I have spent the last week living in one of the best hospitals in the country and there has been a lot to observe, watch and learn, especially in the area of customer experience management. Life and death scenarios, ambulance sirens, dazed patient attendants and teary eyes are not exactly conducive to a brain functioning well enough to pick up the nuances of management; but I was alternately awed and disappointed enough with the experience to take away a few lessons that are applicable in all service-oriented businesses.
Lesson #1: Empathize – It is easy to get into the “it’s just another customer” attitude but keep in mind that the customer is a unique individual with his or her own hopes and fears. You have to treat every single customer with compassion and respect. You could be a super surgeon but unless you empathize enough with your patient and get into her shoes, you will never be informed enough or trusted enough to succeed in your job. A simple pat on the shoulder indicating that you understand and are there for the patient often times works better than a hundred words of technical jargon.
Lesson #2: Be the Cog in the Wheel – Sometimes, you just need to follow the rules and do the best you can in your own sphere of influence without knowing or worrying about the big picture. The moment and the deed are enough and just what the customer needs at that time. An attentive nurse, a caring cleaner and a cheerful security guard – they are not tasked with saving lives – but their roles and competencies in the tasks assigned to them make a huge impact on the whole patient experience. And of course, the management also has a responsibility to treat their people well so that they in turn are motivated to treat customers well.
Lesson #3: You are the Expert – The customer is not always right. And you, as the expert that the customer has come to for a solution, have a duty to be assertive and convince the customer about the solution that you believe is the best for the customer. A patient may choose for the least painful and quickest route for a cure but a doctor is the best person to advise the patient on the right solution which may not be the easiest for the patient to go through.
Lesson #4: Grace under Fire – In high pressure situations, it is so important to keep your mind clear and your temper even to ensure that you take the right decisions to serve your customer the best.
Can’t say this better than Rudyard Kipling who wrote –
“If you can keep your head when all about you
Are losing theirs and blaming it on you;
If you can trust yourself when all men doubt you,
But make allowance for their doubting too;
. . . If you can meet with Triumph and Disaster
And treat those two impostors just the same . . .
Yours is the Earth and everything that’s in it.”
Lesson #5: Transparency begets Trust – Your customer is part of your team too and has a right to know all aspects of the situation – good or bad. Do not operate in a black hole. Take time to communicate the goal, the plan and the pros and cons of the plan clearly to the customer to empower her to make an informed decision. For a patient, there is nothing more frustrating than not knowing or understanding why she is being subjected to more treatments (and pain). Explaining to her and letting her know the plan makes her feel that she is in safe hands and be a more willing participant in the process.

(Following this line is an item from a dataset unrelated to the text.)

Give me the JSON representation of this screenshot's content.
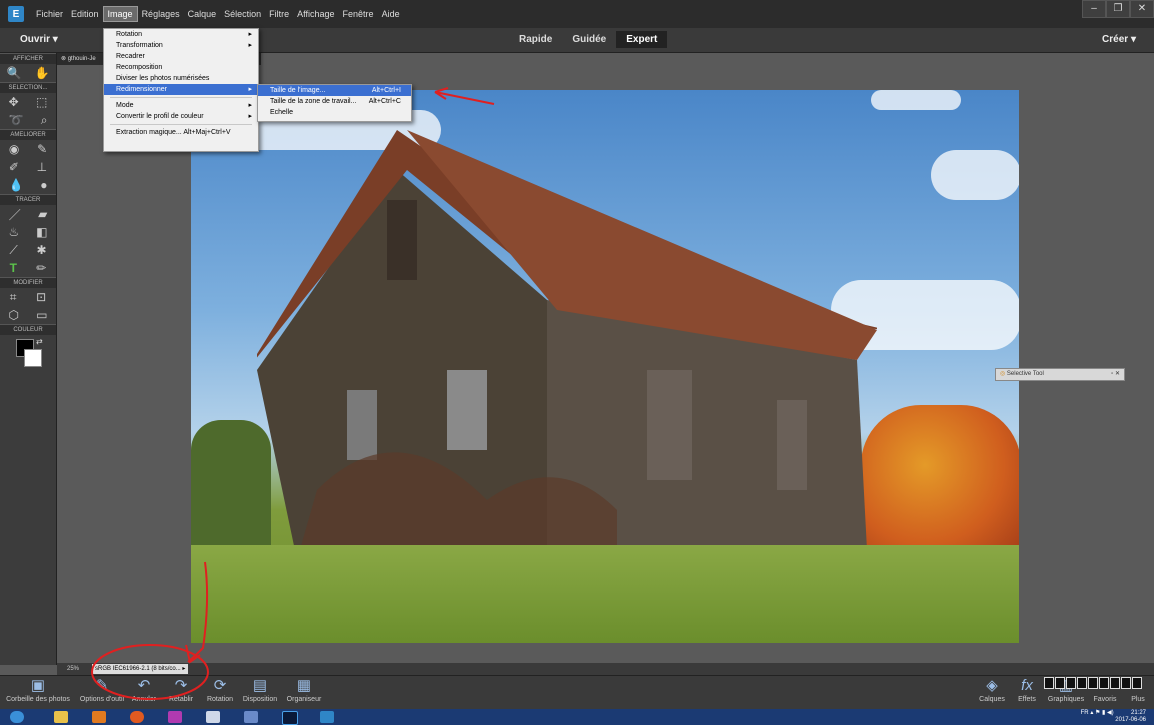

“This world is your best teacher. There is a lesson in everything. There is a lesson in each experience. Learn it and become wise. Every failure is a stepping stone to success. Every difficulty or disappointment is a trial of your faith. Every unpleasant incident or temptation is a test of your inner strength. Therefore, nil desperandum*. March forward hero!”
*nil desperandum (Latin): nothing must be despaired at
What scenarios or personal situations have made you to reflect on customer management? What would you have done better? I would love to know.
P.S: Heartfelt gratitude to my twitter and online friends who have given me so much love and support and prayers for my mom.